--- Data to process Enclosed Below ---

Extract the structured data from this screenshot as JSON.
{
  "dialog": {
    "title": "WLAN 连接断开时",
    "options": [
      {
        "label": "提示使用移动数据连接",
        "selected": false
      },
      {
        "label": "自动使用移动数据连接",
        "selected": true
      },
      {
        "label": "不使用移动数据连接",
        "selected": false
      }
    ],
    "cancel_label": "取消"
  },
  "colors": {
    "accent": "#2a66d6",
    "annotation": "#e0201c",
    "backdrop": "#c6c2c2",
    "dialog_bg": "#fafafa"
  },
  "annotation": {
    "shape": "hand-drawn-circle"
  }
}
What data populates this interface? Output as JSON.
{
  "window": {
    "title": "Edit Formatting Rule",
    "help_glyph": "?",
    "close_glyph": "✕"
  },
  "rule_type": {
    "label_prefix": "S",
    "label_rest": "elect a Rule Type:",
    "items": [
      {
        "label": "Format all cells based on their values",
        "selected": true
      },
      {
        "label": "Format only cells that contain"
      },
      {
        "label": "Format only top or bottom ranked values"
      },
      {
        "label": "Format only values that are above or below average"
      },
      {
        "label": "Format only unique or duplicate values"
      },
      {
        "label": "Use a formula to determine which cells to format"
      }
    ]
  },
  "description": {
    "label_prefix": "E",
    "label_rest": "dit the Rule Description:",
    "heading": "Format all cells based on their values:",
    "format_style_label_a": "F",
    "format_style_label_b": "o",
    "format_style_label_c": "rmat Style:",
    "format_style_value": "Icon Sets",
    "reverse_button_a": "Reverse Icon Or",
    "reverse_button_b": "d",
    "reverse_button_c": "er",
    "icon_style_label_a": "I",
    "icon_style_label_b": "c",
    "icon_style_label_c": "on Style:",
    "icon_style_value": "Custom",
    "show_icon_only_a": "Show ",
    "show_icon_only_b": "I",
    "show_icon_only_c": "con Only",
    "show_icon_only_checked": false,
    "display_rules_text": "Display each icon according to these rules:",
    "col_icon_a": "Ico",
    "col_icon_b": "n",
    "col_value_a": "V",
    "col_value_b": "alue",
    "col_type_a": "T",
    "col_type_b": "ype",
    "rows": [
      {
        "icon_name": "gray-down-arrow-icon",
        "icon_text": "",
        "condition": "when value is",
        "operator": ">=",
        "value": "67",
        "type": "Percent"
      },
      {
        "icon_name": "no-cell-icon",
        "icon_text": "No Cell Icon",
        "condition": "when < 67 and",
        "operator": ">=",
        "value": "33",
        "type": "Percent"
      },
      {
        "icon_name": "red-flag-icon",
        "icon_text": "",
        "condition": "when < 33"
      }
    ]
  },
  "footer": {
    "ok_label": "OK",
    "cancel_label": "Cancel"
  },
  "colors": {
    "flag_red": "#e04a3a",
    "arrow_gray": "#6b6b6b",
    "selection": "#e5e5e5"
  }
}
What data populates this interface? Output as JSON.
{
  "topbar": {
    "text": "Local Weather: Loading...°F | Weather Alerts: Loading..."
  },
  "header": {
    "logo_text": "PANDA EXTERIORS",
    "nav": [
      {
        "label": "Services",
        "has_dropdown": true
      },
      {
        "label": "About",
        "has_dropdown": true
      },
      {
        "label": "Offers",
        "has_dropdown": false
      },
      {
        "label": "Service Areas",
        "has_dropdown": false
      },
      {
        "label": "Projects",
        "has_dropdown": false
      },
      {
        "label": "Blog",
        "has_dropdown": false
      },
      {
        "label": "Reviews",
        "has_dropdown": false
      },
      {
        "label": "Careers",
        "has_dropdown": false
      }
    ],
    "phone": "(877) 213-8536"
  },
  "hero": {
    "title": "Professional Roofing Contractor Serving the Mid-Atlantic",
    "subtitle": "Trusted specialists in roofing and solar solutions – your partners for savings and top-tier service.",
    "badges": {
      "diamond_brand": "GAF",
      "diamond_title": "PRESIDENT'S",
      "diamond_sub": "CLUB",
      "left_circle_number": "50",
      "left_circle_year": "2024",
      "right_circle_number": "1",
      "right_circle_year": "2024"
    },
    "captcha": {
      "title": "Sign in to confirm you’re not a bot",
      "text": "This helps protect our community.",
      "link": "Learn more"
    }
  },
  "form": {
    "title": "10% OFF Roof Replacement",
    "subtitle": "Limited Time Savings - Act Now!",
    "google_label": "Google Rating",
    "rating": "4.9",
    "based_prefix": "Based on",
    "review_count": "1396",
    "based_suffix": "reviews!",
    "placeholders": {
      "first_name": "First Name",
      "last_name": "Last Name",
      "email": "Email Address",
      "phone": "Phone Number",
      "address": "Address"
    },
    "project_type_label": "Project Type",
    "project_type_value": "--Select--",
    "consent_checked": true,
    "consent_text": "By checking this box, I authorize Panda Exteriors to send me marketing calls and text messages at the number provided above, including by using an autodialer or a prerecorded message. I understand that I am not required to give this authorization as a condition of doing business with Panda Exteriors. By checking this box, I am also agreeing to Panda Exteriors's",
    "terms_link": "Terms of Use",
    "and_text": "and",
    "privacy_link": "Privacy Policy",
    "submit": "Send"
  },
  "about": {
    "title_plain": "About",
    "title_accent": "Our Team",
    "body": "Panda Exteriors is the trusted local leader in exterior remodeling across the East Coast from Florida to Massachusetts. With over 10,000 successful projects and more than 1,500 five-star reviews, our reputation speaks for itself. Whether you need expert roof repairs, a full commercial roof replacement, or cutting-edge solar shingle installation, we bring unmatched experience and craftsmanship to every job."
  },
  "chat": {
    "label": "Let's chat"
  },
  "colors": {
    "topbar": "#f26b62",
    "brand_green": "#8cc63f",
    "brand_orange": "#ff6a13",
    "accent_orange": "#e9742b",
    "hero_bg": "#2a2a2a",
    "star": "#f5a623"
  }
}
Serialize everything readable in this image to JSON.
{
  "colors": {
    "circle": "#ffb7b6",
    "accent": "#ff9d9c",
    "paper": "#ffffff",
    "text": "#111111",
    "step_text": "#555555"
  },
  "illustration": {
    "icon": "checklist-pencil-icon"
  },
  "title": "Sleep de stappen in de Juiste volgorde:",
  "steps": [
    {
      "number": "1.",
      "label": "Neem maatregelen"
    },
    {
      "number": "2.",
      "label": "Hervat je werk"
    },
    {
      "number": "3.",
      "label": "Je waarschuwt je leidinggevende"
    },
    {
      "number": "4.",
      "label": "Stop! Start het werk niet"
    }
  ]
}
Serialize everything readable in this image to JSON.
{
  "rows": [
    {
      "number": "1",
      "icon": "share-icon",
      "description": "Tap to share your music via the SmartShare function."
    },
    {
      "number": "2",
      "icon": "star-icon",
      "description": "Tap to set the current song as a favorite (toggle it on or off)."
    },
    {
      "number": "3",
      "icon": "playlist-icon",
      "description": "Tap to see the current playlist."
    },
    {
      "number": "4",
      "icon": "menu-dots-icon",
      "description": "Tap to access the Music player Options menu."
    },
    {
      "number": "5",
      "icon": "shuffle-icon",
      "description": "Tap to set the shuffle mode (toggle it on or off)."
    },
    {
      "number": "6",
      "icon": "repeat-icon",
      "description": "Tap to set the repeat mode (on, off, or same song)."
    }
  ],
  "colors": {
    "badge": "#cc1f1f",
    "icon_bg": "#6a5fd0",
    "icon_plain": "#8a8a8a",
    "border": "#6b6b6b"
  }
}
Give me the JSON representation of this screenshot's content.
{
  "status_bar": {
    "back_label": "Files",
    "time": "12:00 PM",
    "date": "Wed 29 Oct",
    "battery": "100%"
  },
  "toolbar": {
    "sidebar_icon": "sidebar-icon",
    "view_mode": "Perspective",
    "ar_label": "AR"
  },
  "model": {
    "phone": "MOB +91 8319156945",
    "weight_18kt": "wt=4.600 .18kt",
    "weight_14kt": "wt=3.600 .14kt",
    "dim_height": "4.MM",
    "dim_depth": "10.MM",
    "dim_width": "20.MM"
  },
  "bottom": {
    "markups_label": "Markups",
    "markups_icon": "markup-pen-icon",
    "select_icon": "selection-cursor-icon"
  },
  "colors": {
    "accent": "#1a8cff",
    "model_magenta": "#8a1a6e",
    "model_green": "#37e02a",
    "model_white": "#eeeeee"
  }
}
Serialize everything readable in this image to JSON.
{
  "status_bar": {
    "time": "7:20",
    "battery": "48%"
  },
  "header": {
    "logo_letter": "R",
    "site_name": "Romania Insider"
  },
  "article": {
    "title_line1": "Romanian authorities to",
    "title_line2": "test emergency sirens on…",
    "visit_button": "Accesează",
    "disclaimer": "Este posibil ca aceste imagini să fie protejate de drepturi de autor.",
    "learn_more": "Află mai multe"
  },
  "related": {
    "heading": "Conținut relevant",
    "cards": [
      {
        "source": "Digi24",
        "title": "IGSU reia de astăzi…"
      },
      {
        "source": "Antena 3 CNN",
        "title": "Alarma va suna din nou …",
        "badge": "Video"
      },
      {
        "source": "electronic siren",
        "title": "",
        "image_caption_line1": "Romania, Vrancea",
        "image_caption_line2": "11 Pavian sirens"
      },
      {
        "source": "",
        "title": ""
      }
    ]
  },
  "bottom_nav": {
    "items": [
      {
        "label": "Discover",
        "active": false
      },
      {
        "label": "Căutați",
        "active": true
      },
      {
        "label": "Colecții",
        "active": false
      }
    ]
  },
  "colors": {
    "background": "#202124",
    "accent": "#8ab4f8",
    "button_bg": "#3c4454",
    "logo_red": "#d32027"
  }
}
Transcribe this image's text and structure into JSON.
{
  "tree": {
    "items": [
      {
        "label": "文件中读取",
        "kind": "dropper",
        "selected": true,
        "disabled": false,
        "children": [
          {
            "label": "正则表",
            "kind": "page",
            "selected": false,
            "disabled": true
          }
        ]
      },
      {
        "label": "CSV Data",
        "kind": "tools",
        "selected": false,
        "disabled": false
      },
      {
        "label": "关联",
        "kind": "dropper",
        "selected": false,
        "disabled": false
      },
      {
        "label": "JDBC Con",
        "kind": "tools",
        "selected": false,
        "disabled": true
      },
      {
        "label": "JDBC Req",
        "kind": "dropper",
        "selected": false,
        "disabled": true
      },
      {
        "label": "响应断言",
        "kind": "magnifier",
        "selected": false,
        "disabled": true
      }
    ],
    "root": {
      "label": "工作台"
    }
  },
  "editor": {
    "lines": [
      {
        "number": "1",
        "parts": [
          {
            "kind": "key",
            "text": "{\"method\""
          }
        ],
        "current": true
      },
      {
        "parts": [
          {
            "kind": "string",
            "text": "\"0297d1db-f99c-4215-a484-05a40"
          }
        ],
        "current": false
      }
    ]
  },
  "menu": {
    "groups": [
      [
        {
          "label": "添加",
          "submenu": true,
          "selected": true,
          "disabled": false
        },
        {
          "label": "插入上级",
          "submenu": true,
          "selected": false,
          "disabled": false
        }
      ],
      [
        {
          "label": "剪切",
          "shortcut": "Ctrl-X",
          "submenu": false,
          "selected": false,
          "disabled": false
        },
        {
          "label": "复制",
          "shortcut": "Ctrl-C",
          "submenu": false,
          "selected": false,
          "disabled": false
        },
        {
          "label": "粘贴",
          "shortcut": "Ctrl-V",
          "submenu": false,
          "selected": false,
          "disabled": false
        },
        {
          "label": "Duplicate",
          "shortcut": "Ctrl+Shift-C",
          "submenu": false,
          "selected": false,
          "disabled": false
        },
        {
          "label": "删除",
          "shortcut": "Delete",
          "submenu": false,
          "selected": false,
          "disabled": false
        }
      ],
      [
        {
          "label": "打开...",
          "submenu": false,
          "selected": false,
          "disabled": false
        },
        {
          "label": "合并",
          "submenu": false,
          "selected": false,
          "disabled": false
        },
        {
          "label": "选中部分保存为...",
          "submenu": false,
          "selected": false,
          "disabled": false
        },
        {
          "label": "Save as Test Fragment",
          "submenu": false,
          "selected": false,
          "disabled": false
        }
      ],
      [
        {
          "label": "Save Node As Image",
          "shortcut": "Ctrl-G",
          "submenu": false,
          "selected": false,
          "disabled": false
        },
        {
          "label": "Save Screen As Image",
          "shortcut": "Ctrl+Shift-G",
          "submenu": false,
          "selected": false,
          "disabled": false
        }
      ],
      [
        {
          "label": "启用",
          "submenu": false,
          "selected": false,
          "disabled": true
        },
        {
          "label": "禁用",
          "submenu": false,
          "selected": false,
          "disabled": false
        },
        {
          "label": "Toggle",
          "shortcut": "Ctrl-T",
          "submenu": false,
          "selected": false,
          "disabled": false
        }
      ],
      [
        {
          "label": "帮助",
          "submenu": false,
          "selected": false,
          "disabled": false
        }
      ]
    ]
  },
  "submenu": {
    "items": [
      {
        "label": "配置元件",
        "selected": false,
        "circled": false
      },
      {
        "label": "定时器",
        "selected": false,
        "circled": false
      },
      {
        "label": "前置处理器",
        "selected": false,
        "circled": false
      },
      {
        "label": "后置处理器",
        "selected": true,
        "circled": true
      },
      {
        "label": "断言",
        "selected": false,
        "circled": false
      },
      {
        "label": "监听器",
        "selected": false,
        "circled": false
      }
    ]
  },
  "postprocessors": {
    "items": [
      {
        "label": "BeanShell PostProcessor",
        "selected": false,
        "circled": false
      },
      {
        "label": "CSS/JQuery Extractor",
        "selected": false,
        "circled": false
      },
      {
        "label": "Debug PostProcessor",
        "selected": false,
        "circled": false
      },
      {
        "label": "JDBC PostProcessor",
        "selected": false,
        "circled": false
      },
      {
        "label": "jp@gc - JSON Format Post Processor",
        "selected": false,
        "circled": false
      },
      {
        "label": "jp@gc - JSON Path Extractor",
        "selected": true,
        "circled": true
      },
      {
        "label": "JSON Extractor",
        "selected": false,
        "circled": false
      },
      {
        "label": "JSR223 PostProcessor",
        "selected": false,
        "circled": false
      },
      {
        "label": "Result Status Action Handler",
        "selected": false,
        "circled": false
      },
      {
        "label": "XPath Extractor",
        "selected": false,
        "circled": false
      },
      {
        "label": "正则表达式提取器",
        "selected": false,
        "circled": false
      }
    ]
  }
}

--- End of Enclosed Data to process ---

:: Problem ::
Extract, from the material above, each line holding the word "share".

:: Exercise solution ::
      "icon": "share-icon",
      "description": "Tap to share your music via the SmartShare function."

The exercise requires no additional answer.